Dr. Rachel Levine says state immunization rules changed two years ago. She says now parents and guardians have just five days from the start of school to get children fully immunized. The time period used to be eight months.
She says the longer time period meant that kids were unprotected for most of the school year, so they changed it.
"So now is the time in the summer to make sure your child's immunizations are up to date, so they can start school healthy," she said.
She says immunizations are safe and the state's requirements prevent children from getting some serious diseases.
"So we're talking about polio, tetnus, diptheria, whooping cough, measles, mumps, meningitis, hepatitis A," she said.
Protections against chicken pox, meningitis and hepatitis B are also required.
Levine adds these immunizations are not just for individuals but for the health of the entire community.
"When we have what is called 'herd immunity,' which means 95% or more of the community has the vaccinations, then we're not likely to have an outbreak," Levine said.

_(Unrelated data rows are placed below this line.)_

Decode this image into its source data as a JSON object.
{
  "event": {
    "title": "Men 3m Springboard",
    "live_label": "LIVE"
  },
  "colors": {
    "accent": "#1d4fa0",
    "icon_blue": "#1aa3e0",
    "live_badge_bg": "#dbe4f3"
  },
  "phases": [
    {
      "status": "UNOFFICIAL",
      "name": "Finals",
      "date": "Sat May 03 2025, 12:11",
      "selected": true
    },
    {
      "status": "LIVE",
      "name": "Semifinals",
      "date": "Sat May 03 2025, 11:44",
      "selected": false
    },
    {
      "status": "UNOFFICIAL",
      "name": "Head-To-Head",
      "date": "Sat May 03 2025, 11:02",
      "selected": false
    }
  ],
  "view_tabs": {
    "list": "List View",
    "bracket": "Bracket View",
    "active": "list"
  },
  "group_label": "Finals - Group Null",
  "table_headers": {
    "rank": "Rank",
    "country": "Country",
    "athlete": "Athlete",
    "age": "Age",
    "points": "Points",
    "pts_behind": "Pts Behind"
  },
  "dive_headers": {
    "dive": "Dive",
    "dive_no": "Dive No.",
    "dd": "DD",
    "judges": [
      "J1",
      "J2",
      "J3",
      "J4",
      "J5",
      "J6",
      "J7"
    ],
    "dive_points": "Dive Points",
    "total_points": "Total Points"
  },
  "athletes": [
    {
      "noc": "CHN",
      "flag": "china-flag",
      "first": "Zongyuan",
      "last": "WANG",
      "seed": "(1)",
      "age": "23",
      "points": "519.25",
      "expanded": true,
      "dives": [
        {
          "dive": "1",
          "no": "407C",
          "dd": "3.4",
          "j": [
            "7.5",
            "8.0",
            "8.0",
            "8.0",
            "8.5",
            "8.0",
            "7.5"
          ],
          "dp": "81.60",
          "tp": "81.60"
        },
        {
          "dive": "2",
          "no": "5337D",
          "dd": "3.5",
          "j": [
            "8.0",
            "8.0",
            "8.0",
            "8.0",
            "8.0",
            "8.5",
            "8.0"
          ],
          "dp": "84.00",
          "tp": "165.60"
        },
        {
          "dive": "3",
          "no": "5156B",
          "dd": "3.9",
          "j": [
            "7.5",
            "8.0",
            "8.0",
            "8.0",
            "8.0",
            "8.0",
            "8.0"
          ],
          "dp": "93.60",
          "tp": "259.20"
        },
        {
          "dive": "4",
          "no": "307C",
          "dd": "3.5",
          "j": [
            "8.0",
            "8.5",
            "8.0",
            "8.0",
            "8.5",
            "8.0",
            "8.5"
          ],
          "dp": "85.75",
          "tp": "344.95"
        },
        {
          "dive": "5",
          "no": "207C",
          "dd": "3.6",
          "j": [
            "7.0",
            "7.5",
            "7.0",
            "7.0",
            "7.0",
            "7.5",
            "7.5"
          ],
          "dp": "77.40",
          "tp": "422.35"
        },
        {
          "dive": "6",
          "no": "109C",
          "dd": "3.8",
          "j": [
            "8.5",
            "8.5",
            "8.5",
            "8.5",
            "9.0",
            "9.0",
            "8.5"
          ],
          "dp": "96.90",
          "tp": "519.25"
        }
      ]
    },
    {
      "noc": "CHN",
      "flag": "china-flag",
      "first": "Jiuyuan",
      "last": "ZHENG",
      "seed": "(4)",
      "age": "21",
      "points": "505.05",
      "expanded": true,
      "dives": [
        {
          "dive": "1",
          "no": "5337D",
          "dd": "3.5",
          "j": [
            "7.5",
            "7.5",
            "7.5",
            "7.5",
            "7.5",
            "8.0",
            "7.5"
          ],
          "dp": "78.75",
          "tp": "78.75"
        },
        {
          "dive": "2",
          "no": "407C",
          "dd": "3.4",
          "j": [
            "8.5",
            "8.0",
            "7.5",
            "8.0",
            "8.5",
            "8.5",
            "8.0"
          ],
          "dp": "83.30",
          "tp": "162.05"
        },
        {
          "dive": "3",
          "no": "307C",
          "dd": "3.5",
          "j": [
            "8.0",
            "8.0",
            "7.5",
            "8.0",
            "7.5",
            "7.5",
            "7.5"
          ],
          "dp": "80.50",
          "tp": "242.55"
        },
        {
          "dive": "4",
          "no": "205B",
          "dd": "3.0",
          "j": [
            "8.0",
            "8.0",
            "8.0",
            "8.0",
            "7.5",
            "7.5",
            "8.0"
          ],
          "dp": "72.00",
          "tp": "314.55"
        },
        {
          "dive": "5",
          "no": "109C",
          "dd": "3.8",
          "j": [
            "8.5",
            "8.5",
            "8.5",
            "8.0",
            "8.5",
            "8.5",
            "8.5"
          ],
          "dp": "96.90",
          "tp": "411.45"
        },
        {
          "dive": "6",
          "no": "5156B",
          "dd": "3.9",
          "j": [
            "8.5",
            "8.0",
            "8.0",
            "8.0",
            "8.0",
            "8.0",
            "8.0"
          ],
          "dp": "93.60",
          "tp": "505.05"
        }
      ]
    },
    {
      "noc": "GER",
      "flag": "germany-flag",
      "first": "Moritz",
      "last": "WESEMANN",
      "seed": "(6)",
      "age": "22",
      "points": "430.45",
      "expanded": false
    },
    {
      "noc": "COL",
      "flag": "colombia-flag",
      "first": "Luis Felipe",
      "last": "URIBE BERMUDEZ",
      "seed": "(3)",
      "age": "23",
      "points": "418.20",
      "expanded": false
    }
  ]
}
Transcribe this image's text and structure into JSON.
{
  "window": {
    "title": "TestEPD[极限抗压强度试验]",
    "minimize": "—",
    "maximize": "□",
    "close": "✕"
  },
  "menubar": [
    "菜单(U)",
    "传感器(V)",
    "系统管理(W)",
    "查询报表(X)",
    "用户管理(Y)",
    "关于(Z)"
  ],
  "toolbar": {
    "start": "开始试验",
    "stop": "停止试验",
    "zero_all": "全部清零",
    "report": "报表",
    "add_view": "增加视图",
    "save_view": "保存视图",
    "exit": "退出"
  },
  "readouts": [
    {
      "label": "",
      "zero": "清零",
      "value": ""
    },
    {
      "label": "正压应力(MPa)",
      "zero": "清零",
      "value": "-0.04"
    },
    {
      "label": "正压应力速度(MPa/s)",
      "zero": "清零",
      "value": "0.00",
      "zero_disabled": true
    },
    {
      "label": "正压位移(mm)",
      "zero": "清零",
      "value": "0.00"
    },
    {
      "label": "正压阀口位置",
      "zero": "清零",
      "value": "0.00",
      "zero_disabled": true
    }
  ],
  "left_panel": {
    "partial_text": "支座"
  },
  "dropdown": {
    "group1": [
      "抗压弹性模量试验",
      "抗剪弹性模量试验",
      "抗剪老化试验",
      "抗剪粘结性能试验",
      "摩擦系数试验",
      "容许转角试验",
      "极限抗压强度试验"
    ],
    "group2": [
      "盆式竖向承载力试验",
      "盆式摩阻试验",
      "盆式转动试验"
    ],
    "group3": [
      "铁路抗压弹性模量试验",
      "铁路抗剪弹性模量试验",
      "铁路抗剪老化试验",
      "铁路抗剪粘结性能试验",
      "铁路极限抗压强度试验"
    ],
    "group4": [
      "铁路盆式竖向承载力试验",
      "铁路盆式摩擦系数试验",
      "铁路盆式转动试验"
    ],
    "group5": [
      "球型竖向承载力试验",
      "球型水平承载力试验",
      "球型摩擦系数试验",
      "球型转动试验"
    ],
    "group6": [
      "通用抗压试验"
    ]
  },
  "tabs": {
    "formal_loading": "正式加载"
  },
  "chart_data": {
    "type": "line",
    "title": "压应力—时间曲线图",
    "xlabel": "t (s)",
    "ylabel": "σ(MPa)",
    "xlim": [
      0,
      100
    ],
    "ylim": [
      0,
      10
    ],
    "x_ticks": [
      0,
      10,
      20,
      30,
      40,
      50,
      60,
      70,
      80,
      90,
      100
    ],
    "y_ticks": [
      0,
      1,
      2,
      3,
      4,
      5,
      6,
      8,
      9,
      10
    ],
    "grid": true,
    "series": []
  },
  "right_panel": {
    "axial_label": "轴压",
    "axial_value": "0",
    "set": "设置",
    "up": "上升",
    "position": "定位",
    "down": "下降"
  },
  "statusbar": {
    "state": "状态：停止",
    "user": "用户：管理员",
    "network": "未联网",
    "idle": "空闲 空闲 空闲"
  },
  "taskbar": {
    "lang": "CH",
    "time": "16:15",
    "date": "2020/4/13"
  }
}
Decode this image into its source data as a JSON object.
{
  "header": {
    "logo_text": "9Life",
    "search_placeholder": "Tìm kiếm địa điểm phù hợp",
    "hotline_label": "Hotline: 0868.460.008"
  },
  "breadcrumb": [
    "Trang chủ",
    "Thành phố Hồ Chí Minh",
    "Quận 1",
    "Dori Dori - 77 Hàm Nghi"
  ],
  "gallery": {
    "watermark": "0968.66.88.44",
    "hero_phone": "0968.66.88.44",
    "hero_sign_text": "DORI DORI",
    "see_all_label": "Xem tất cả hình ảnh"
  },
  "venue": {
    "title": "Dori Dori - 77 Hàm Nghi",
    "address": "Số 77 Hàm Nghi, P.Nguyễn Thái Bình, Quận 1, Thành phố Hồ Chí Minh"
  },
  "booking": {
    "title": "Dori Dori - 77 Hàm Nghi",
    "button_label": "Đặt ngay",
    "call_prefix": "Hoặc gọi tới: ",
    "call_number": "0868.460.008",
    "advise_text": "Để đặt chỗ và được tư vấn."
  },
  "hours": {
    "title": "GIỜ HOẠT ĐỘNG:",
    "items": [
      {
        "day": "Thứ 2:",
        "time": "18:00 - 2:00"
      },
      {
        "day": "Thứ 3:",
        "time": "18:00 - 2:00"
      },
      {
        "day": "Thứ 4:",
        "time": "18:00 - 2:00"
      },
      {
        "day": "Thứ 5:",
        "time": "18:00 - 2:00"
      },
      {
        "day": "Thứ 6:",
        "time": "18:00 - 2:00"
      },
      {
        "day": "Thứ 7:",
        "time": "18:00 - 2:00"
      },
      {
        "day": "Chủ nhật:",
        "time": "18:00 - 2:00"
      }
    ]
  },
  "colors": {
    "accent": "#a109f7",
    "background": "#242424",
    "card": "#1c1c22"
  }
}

In just a matter of decades, many diseases that were once rampant and deadly are now illnesses that we don't often think about. Levine says that is attributed to vaccines.
"We don't remember polio, but polio at this time of year in the '40s and in the '50s was a scourge, and families lived in fear of diseases like polio. People think of measles as a mild illness, but I have seen in my career, in my training in the '80s, severe cases of measles, with measles brain infection. I have seen severe cases of chicken pox."
More information is available at the Department of Health website.